Richard Bloom MFT 09312
couples and conflict
Sometimes we think people are like lottery tickets, that they’re there to make our most absurd dreams come true.
Carlos Ruiz Zafón The Shadow of the Wind
Larry and Monica are embarrassed about their last argument. It began over what kind of container to use for the leftover dinner. Before either of them realized it, he was storming out the front door and she was sobbing uncontrollably as she stuffed clothes into a suitcase. Neither of them could remember how the fight had escalated so quickly. While they had no doubt that they loved each other, they were seriously questioning their ability to live together.
Jim and Mary fight about sex. The spontaneous lovemaking of their first year has given way to a sulky struggle. He whines petulantly that she is never in the mood, but when she approaches him, he often rebuffs her. She angrily shouted at him last night that their passionate courtship had been a lie, that she had just pretended to be turned on by him in order to please him. While there was a grain of truth to her taunt, mostly she just wanted to hurt him. And she hit the mark. He grabbed her and threw her up against the wall. They were both shocked. Mary was frightened, Jim ashamed, but something had happened between them that could not be erased.
Byron and Suzanne never argue at all. They treat each other politely, even considerately, but they are both disturbed that the spark seems to have gone out of their relationship. They are livelier with other people and feel a quiet dread about their home life.
Each of the people in these couples feels trapped, under the thumb of their partner, resentful that they have so little control over their lives. But if no one feels powerful, who is in charge? Issues of power and control are a normal part of life and of every relationship. How and if a couple resolves them determines the health of that relationship. When Larry suggested that Monica use a smaller container for the leftovers, she heard her mother pestering her and telling her that she never did anything right. She shouted at him to leave her alone. "Pick pick pick, all you do is pick pick pick," she sneered at him. Larry hates being pushed away. His mother was often angry and demeaning to him when he displeased her, and that gets replayed every time Monica is annoyed with him. And when she wants a little time on her own, he feels shut out the way he would when his mother's anger turned cold on him. In this instance Monica's irritation is not unfounded. Larry is often critical of her. He learned at an early age that faultfinding was a way to keep the upper hand. In his family there were those who criticized and blamed and those who were incompetent and at fault. He had worked hard to be the former, not the latter. Making decisions together seems impossible because each person fears being overcome by the other. If Monica uses the smaller container, Larry must be the boss.

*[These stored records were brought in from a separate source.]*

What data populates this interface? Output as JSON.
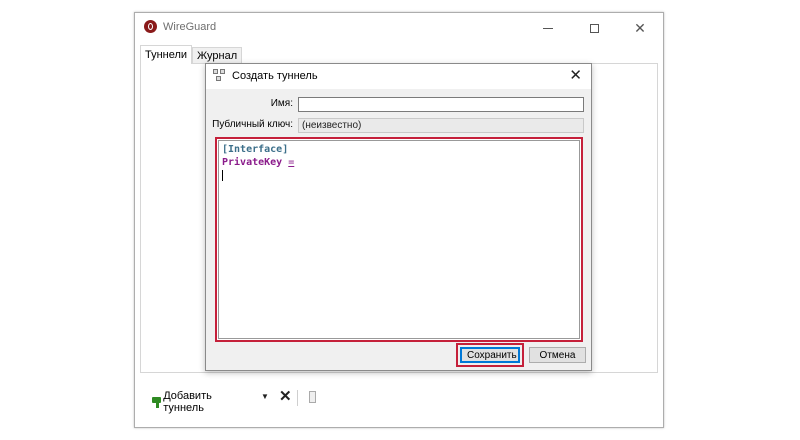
{
  "app": {
    "title": "WireGuard",
    "tabs": [
      {
        "label": "Туннели",
        "active": true
      },
      {
        "label": "Журнал",
        "active": false
      }
    ]
  },
  "toolbar": {
    "add_tunnel_label": "Добавить туннель",
    "icons": [
      "add-tunnel-icon",
      "chevron-down-icon",
      "delete-icon",
      "export-icon"
    ]
  },
  "dialog": {
    "title": "Создать туннель",
    "name_label": "Имя:",
    "name_value": "",
    "public_key_label": "Публичный ключ:",
    "public_key_value": "(неизвестно)",
    "config_lines": {
      "section": "[Interface]",
      "key": "PrivateKey",
      "equals": "="
    },
    "save_label": "Сохранить",
    "cancel_label": "Отмена"
  },
  "colors": {
    "highlight": "#c5203a",
    "section_color": "#3c6f8a",
    "key_color": "#8b1c8b",
    "focus_blue": "#0078d7"
  }
}
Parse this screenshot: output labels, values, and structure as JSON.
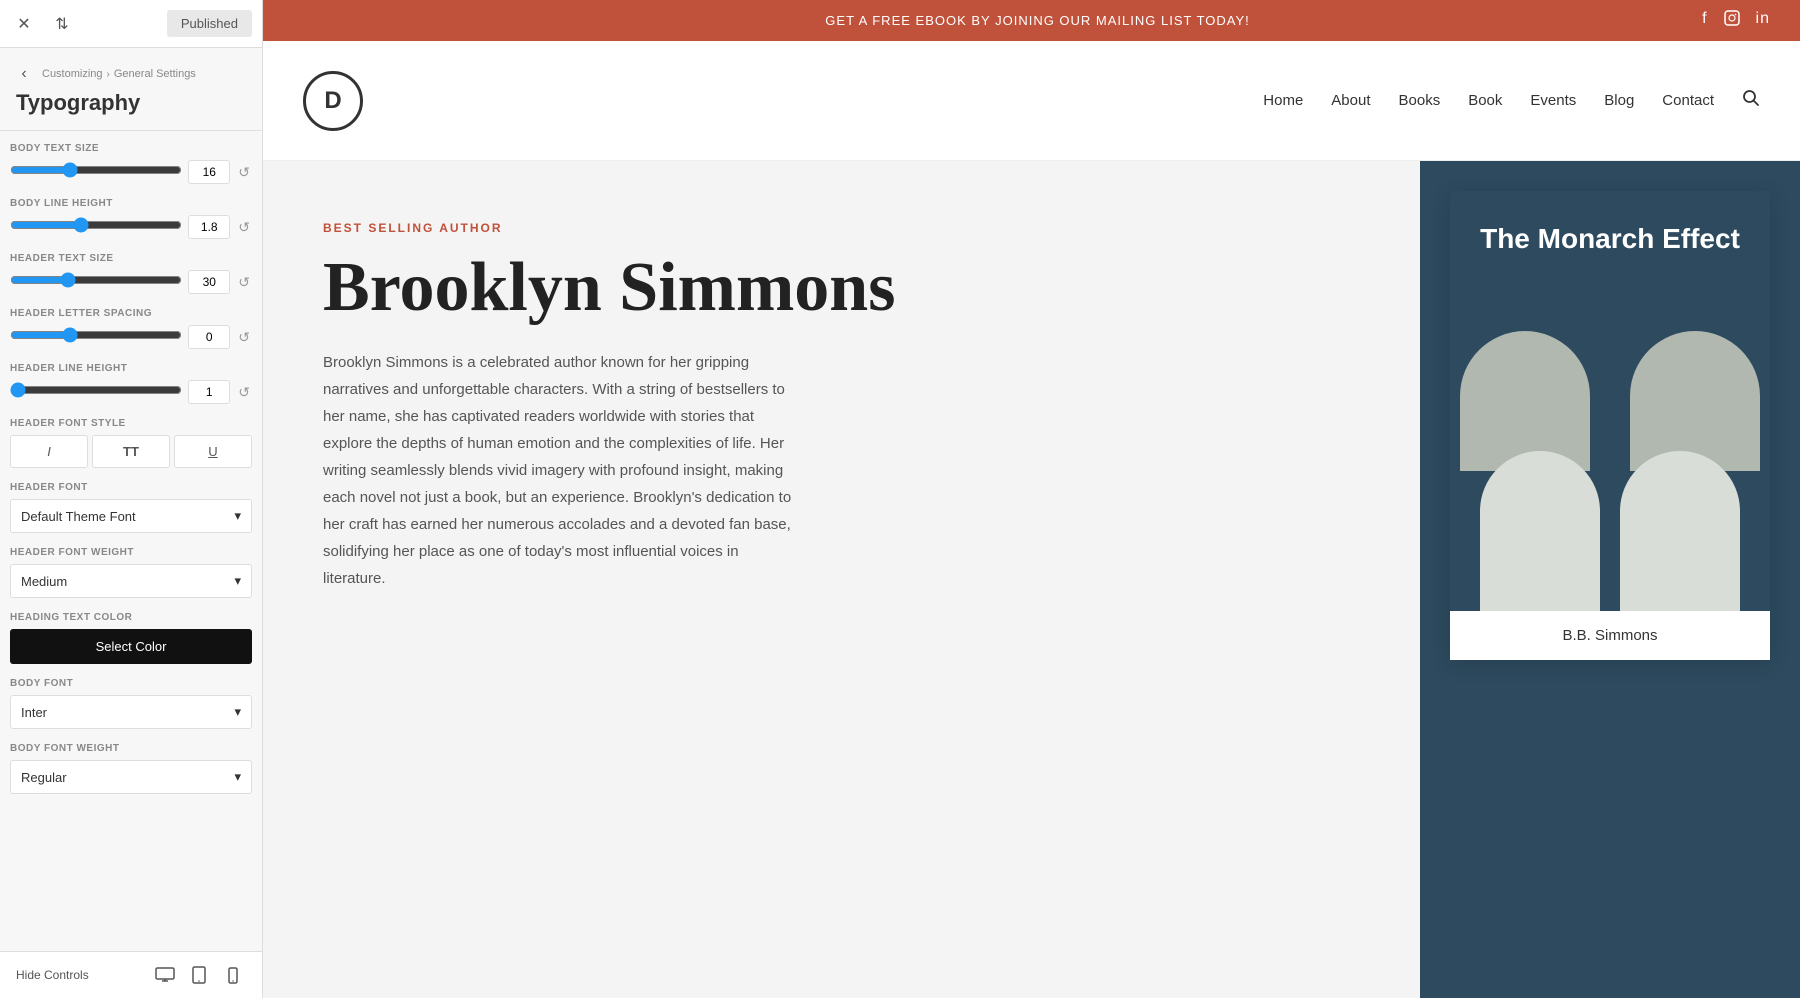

When Jim and Mary resist each other's advances, they demonstrate their independence. Even Byron and Suzanne, who avoid all conflict, resent each other because they imagine that they are deferring constantly to the other's wishes and never getting what they want.
As each couple learns to unravel these knots, they are able to talk about the relationship instead of getting caught in the symbolic fights which can get out of hand so easily, sometimes ending up in the hospital or in court. When Larry is able to acknowledge that he is frightened by Monica's independence, when she in turn tells him of her fear of being overwhelmed by the relationship, of losing her identity, they have taken the first crucial steps toward working together to create trust and intimacy.
Richard Bloom, mft, is a psychotherapist with over 40 years experience helping individuals and couples. He has offices in Santa Rosa and Berkeley.
For more information or to schedule an appointment call: 707-665-0846.